YOUR TASK — The answer is all of the entries below, repeated exactly and free of pictures.

DATA FOR PROCESSING —
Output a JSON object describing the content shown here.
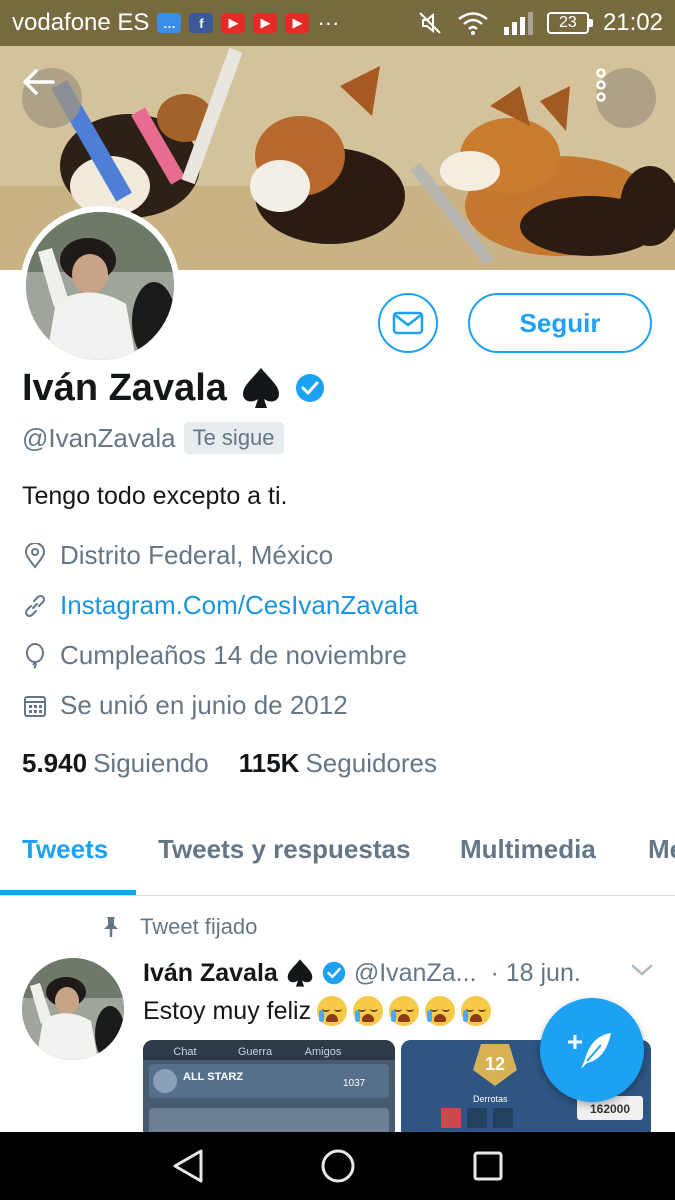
{
  "status_bar": {
    "carrier": "vodafone ES",
    "more": "···",
    "battery": "23",
    "time": "21:02",
    "notification_icons": [
      "messages-icon",
      "facebook-icon",
      "youtube-icon",
      "youtube-icon",
      "youtube-icon"
    ]
  },
  "profile": {
    "name": "Iván Zavala",
    "handle": "@IvanZavala",
    "follows_you": "Te sigue",
    "bio": "Tengo todo excepto a ti.",
    "follow_label": "Seguir",
    "location": "Distrito Federal, México",
    "website": "Instagram.Com/CesIvanZavala",
    "birthday": "Cumpleaños 14 de noviembre",
    "joined": "Se unió en junio de 2012",
    "following_count": "5.940",
    "following_label": "Siguiendo",
    "followers_count": "115K",
    "followers_label": "Seguidores"
  },
  "tabs": [
    {
      "label": "Tweets",
      "active": true
    },
    {
      "label": "Tweets y respuestas",
      "active": false
    },
    {
      "label": "Multimedia",
      "active": false
    },
    {
      "label": "Me",
      "active": false
    }
  ],
  "pinned_tweet": {
    "pinned_label": "Tweet fijado",
    "name": "Iván Zavala",
    "handle": "@IvanZa...",
    "date": "· 18 jun.",
    "text": "Estoy muy feliz",
    "emoji_count": 5,
    "media": {
      "game_tabs": [
        "Chat",
        "Guerra",
        "Amigos"
      ],
      "clan_name": "ALL STARZ",
      "trophies": "1037",
      "level": "12",
      "defeats_label": "Derrotas",
      "gold": "162000"
    }
  },
  "colors": {
    "accent": "#1da1f2",
    "status_bar": "#776a3f",
    "secondary_text": "#657786",
    "link": "#1b95e0"
  }
}
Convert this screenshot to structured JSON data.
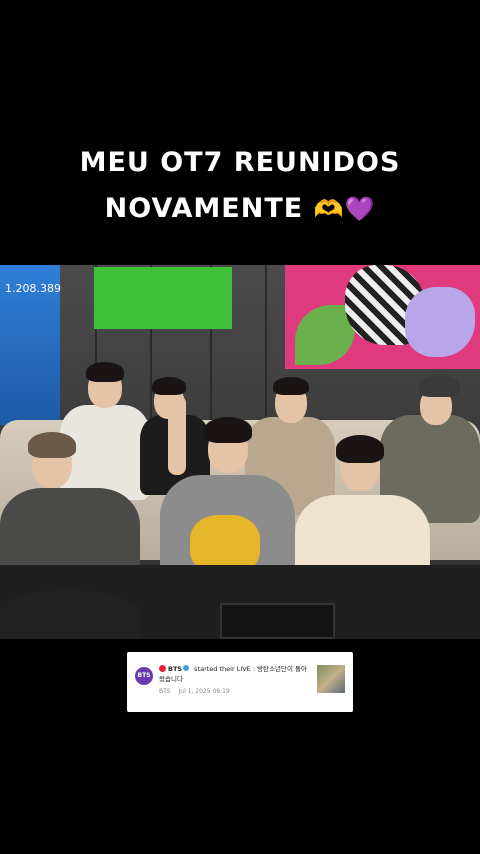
{
  "caption": {
    "line1": "MEU OT7 REUNIDOS",
    "line2": "NOVAMENTE",
    "emojis": "🫶💜"
  },
  "video": {
    "counter": "1.208.389"
  },
  "notification": {
    "avatar_text": "BTS",
    "channel": "BTS",
    "message": "started their LIVE : 방탄소년단이 돌아왔습니다",
    "sub_channel": "BTS",
    "date": "Jul 1, 2025 09:19",
    "live_color": "#e8213a",
    "verified_color": "#39a3e8"
  },
  "icons": [
    "live-dot-icon",
    "verified-badge-icon"
  ]
}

ANSWER SPACE —
Output a JSON object describing the content shown here.
{
  "status_bar": {
    "carrier": "vodafone ES",
    "more": "···",
    "battery": "23",
    "time": "21:02",
    "notification_icons": [
      "messages-icon",
      "facebook-icon",
      "youtube-icon",
      "youtube-icon",
      "youtube-icon"
    ]
  },
  "profile": {
    "name": "Iván Zavala",
    "handle": "@IvanZavala",
    "follows_you": "Te sigue",
    "bio": "Tengo todo excepto a ti.",
    "follow_label": "Seguir",
    "location": "Distrito Federal, México",
    "website": "Instagram.Com/CesIvanZavala",
    "birthday": "Cumpleaños 14 de noviembre",
    "joined": "Se unió en junio de 2012",
    "following_count": "5.940",
    "following_label": "Siguiendo",
    "followers_count": "115K",
    "followers_label": "Seguidores"
  },
  "tabs": [
    {
      "label": "Tweets",
      "active": true
    },
    {
      "label": "Tweets y respuestas",
      "active": false
    },
    {
      "label": "Multimedia",
      "active": false
    },
    {
      "label": "Me",
      "active": false
    }
  ],
  "pinned_tweet": {
    "pinned_label": "Tweet fijado",
    "name": "Iván Zavala",
    "handle": "@IvanZa...",
    "date": "· 18 jun.",
    "text": "Estoy muy feliz",
    "emoji_count": 5,
    "media": {
      "game_tabs": [
        "Chat",
        "Guerra",
        "Amigos"
      ],
      "clan_name": "ALL STARZ",
      "trophies": "1037",
      "level": "12",
      "defeats_label": "Derrotas",
      "gold": "162000"
    }
  },
  "colors": {
    "accent": "#1da1f2",
    "status_bar": "#776a3f",
    "secondary_text": "#657786",
    "link": "#1b95e0"
  }
}
Convert this screenshot to structured JSON data.
{
  "caption": {
    "line1": "MEU OT7 REUNIDOS",
    "line2": "NOVAMENTE",
    "emojis": "🫶💜"
  },
  "video": {
    "counter": "1.208.389"
  },
  "notification": {
    "avatar_text": "BTS",
    "channel": "BTS",
    "message": "started their LIVE : 방탄소년단이 돌아왔습니다",
    "sub_channel": "BTS",
    "date": "Jul 1, 2025 09:19",
    "live_color": "#e8213a",
    "verified_color": "#39a3e8"
  },
  "icons": [
    "live-dot-icon",
    "verified-badge-icon"
  ]
}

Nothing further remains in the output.